## [WORK INSTRUCTION]
For the word "대시보드", return each line of the data in which it occurs.

Page and application data records:
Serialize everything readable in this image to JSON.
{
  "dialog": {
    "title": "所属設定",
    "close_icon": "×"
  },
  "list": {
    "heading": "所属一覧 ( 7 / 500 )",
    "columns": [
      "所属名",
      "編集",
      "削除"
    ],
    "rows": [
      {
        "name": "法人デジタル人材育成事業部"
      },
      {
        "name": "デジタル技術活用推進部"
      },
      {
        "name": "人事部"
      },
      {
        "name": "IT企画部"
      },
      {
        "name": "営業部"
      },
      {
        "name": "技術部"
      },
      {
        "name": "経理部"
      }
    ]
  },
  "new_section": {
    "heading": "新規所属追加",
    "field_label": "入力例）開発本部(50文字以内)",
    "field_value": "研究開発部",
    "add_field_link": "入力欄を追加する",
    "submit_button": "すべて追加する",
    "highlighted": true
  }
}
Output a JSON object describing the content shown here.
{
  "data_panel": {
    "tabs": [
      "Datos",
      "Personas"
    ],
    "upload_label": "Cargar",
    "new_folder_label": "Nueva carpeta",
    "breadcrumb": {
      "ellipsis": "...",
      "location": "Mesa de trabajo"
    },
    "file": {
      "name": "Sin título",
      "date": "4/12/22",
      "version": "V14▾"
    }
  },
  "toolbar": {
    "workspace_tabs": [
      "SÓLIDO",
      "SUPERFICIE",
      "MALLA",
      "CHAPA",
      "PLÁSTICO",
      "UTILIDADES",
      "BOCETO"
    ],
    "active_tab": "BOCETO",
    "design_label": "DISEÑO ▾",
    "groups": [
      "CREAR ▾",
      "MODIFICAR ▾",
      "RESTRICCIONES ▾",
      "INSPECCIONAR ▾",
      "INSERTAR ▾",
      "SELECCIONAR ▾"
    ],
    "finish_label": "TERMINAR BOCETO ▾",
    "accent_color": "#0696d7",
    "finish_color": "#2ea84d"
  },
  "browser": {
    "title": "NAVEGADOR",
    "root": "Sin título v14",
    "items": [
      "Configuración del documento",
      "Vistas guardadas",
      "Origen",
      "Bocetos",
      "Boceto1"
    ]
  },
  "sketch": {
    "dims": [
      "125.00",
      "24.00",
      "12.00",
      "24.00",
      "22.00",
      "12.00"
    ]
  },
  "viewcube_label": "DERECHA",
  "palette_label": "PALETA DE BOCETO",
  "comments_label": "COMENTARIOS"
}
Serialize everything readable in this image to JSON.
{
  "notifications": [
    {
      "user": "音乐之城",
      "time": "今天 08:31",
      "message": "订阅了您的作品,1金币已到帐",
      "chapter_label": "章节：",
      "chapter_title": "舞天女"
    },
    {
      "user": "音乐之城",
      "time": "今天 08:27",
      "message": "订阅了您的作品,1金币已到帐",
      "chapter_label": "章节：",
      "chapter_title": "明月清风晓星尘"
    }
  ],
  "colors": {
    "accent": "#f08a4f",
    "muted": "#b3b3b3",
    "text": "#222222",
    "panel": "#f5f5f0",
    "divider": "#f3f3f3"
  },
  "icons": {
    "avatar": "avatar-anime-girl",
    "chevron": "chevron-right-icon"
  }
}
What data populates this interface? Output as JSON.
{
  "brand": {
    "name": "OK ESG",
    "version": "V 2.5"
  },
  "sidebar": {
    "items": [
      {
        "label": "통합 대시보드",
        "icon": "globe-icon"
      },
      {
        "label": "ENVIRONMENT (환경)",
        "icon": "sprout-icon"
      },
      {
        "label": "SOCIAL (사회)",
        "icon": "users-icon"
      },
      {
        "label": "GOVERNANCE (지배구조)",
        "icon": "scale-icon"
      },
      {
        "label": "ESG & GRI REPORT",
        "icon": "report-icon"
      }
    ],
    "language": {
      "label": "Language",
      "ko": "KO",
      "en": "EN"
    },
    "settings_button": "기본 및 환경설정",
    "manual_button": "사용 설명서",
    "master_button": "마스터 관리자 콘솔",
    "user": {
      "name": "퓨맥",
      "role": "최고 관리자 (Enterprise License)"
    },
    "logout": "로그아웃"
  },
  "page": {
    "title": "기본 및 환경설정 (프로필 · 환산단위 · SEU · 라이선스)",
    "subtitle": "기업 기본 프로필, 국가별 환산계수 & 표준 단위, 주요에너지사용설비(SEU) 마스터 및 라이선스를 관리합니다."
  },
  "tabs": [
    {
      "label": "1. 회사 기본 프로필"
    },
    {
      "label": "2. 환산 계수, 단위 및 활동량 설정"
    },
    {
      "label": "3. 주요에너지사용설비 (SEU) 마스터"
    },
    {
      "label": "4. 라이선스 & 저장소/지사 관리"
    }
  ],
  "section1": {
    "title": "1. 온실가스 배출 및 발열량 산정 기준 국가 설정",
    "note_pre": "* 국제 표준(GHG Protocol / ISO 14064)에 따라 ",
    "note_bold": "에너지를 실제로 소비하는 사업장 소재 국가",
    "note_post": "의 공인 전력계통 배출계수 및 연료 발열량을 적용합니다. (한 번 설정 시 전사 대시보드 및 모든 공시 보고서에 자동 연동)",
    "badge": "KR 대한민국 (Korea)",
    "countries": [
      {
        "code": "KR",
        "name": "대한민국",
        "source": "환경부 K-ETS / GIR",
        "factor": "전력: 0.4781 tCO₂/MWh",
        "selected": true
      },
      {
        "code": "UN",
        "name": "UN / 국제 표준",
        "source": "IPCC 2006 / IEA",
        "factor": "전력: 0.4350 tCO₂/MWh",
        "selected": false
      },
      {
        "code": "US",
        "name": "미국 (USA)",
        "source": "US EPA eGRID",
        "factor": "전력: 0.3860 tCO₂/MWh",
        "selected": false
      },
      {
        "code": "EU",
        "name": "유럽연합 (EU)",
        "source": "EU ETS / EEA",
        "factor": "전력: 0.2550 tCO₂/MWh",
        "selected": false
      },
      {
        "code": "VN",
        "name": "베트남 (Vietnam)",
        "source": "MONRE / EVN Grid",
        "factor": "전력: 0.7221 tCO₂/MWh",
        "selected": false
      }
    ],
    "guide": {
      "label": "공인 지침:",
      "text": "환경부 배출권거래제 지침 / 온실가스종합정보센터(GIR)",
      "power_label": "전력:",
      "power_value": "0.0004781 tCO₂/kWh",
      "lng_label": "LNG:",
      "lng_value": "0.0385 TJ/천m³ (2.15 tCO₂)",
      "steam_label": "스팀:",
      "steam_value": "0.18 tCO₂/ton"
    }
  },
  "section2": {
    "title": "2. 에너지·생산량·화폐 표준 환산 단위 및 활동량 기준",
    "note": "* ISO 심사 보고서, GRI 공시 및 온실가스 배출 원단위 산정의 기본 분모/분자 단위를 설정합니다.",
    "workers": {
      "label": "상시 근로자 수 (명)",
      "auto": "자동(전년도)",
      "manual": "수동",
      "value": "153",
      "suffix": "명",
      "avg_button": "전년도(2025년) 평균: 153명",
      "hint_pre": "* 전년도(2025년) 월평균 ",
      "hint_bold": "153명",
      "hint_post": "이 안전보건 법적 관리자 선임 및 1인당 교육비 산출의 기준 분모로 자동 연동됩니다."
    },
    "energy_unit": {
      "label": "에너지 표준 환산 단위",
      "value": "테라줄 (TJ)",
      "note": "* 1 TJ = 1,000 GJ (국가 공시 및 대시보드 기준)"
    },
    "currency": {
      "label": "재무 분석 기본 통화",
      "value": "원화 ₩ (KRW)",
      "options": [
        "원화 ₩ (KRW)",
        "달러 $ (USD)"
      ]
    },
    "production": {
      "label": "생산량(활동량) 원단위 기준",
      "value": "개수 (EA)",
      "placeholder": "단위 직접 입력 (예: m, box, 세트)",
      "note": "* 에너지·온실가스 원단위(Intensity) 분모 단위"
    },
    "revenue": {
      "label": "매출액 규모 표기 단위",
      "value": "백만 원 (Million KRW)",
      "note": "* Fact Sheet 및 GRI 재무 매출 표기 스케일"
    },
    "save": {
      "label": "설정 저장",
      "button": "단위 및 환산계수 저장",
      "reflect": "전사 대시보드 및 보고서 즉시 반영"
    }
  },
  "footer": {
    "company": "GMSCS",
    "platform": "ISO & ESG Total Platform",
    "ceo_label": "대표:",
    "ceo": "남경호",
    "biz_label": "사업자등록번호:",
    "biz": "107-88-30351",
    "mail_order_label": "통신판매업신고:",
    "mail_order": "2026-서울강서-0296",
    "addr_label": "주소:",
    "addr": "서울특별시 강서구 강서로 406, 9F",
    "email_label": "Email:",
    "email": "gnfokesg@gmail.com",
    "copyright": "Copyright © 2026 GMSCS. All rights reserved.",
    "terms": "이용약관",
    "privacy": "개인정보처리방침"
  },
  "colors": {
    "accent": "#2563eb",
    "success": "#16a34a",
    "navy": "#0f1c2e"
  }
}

## [EXERCISE ANSWER]
        "label": "통합 대시보드",
    "note_post": "의 공인 전력계통 배출계수 및 연료 발열량을 적용합니다. (한 번 설정 시 전사 대시보드 및 모든 공시 보고서에 자동 연동)",
      "note": "* 1 TJ = 1,000 GJ (국가 공시 및 대시보드 기준)"
      "reflect": "전사 대시보드 및 보고서 즉시 반영"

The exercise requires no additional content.